Obama's 5 Greatest Speeches Ever


As President Obama is set to give his first speech of the second term of his presidency here is a look at the five best speeches of Obama’s political career up to this point.

1. “The Audacity of Hope,” 2004 Democratic National Convention, Boston Massachusetts

How could any other speech take the top spot on the list? As the keynote speaker at the Democratic National Convention in 2004 the then-Senate candidate Barack Obama was not only thrust onto the national stage, but the notoriety gained from the speech would help propel Obama into the White House. The speech, which began by Obama introducing his own story to a nationwide audience, was premised on optimism within our political system and nationwide unity, will go down as arguably the best political speech in modern American history.

2. Tuscon, Arizona, 2011

Perhaps the most moving moment of Obama’s first term as president came when he spoke at the memorial for victims of the shooting that killed nine people and injured 13 more, including Congresswoman Gabby Gifford. Obama, who teared up at one point and had to collect himself, not only tried to console the nation following the shooting (more than 30 million Americans tuned in to watch the speech live), but he also attempted to rise above the intensely partisan political discourse which was said to have motivated shooter Jared Loughner by calling for a new era in civility in our nation. While we all continue to wait for that moment, there is no question that this was Obama as the nation’s leader at his very best.

3. Election Night, 2008
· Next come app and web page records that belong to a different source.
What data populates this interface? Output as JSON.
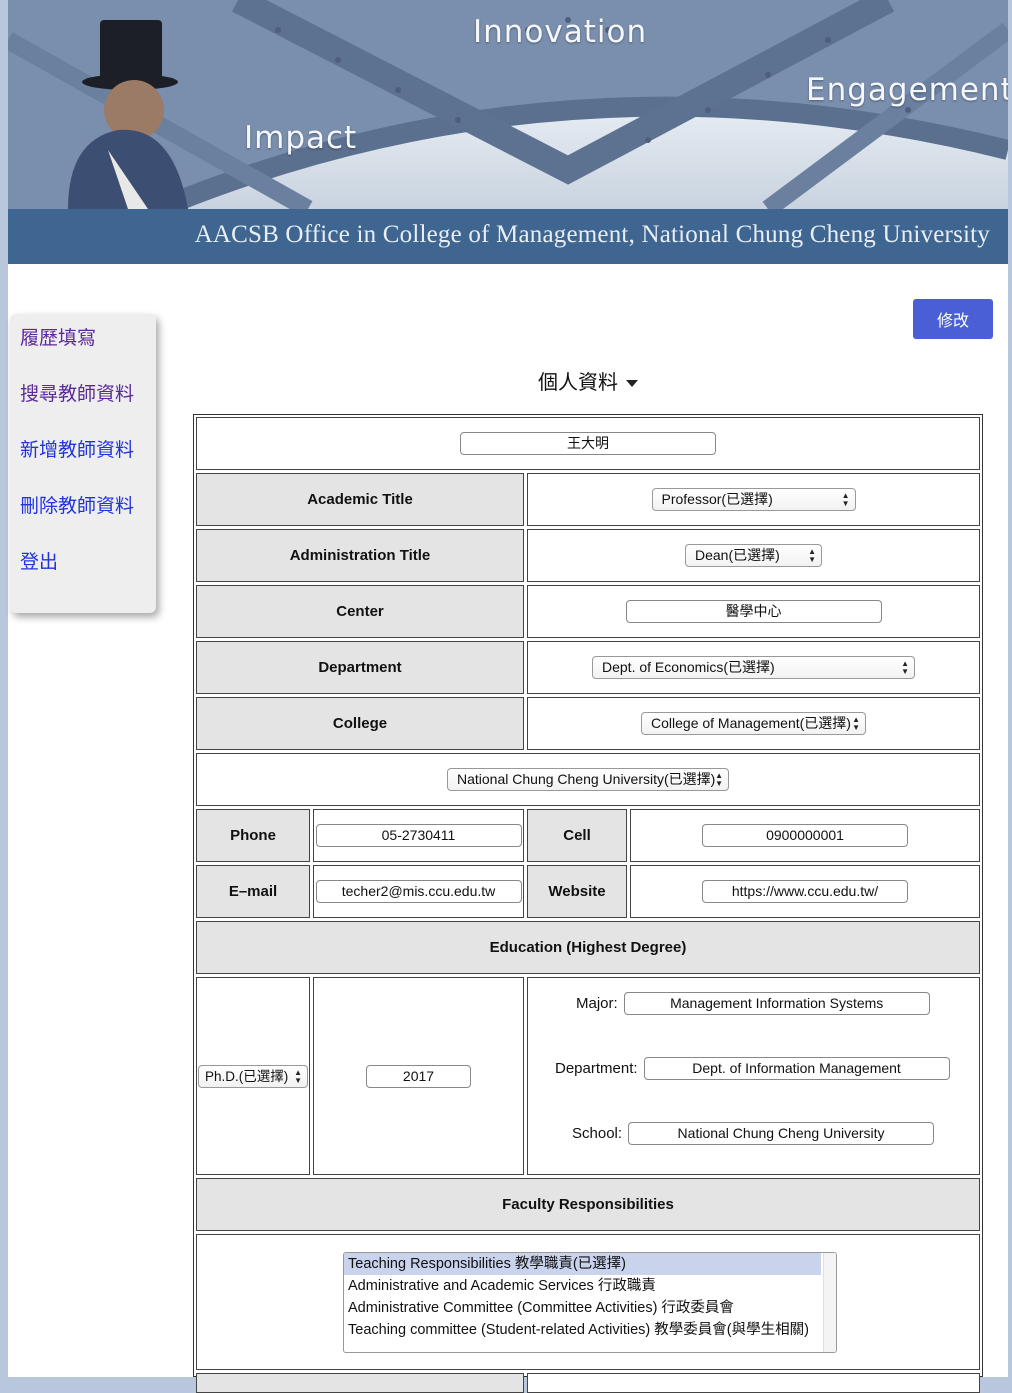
{
  "banner": {
    "words": [
      "Innovation",
      "Engagement",
      "Impact"
    ],
    "caption": "AACSB Office in College of Management, National Chung Cheng University"
  },
  "sidebar": {
    "items": [
      {
        "label": "履歷填寫",
        "state": "visited"
      },
      {
        "label": "搜尋教師資料",
        "state": "visited"
      },
      {
        "label": "新增教師資料",
        "state": "normal"
      },
      {
        "label": "刪除教師資料",
        "state": "normal"
      },
      {
        "label": "登出",
        "state": "normal"
      }
    ]
  },
  "toolbar": {
    "edit_label": "修改"
  },
  "section": {
    "title": "個人資料"
  },
  "form": {
    "name": "王大明",
    "academic_title": {
      "label": "Academic Title",
      "value": "Professor(已選擇)"
    },
    "administration_title": {
      "label": "Administration Title",
      "value": "Dean(已選擇)"
    },
    "center": {
      "label": "Center",
      "value": "醫學中心"
    },
    "department": {
      "label": "Department",
      "value": "Dept. of Economics(已選擇)"
    },
    "college": {
      "label": "College",
      "value": "College of Management(已選擇)"
    },
    "university": "National Chung Cheng University(已選擇)",
    "phone": {
      "label": "Phone",
      "value": "05-2730411"
    },
    "cell": {
      "label": "Cell",
      "value": "0900000001"
    },
    "email": {
      "label": "E–mail",
      "value": "techer2@mis.ccu.edu.tw"
    },
    "website": {
      "label": "Website",
      "value": "https://www.ccu.edu.tw/"
    },
    "education": {
      "header": "Education (Highest Degree)",
      "degree": "Ph.D.(已選擇)",
      "year": "2017",
      "major_label": "Major:",
      "major": "Management Information Systems",
      "department_label": "Department:",
      "department": "Dept. of Information Management",
      "school_label": "School:",
      "school": "National Chung Cheng University"
    },
    "responsibilities": {
      "header": "Faculty Responsibilities",
      "options": [
        "Teaching Responsibilities 教學職責(已選擇)",
        "Administrative and Academic Services 行政職責",
        "Administrative Committee (Committee Activities) 行政委員會",
        "Teaching committee (Student-related Activities) 教學委員會(與學生相關)"
      ],
      "selected_index": 0
    }
  },
  "colors": {
    "banner_bar": "#3f6690",
    "edit_button": "#4a5fd6",
    "visited_link": "#5b2a9a",
    "link": "#2233dd",
    "header_cell": "#e4e4e4"
  }
}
Obama’s victory speech in 2008 was a masterpiece of political speechwriting. The speech which was thoughtful and reflective included numerous references to Martin Luther King, Jr., Abraham Lincoln and John F. Kennedy. Obama and his team were well aware of the moment in history which they were presented with and gave us a speech that millions will remember for decades to come. One has to look no further than the opening lines of the speech to see the magnitude of the words that then President-elect Obama would go on to speak: “if there is anyone out there who still doubts that America is a place where all things are possible; who still wonders if the dream of our founders is alive in our time; who still questions the power of our democracy, tonight is your answer.”

4. Newtown, Connecticut

Much like his speech almost two years before in Tuscon, Obama used the opportunity to address the nation not only as its healer-in-chief but also as its leader. However, following the horrific events at Sandy Hook a largely different Obama stood on stage at the memorial service for what was the fourth mass shooting of his presidency. Obama not only spoke to a grieving nation, but a very also a confused and angry nation. Obama spoke to the nation’s gun laws and used powerful phrases such as “we will have to change” that he did not come close to using in Tuscon. The speech included moments in which the clearly emotional Obama read the names of each Sandy Hook victims  and was both touching and powerful.

5. Philadelphia, 2008

This was the speech that saved Obama’s presidential bid and stopped his campaign from derailing following incendiary remarks made by the Obama’s former pastor Jeremiah Wright. The speech spoke to racial issues in the United States and was perhaps the biggest indication that Obama was indeed presidential (a query that was often posed by pundits during Obama’s campaign).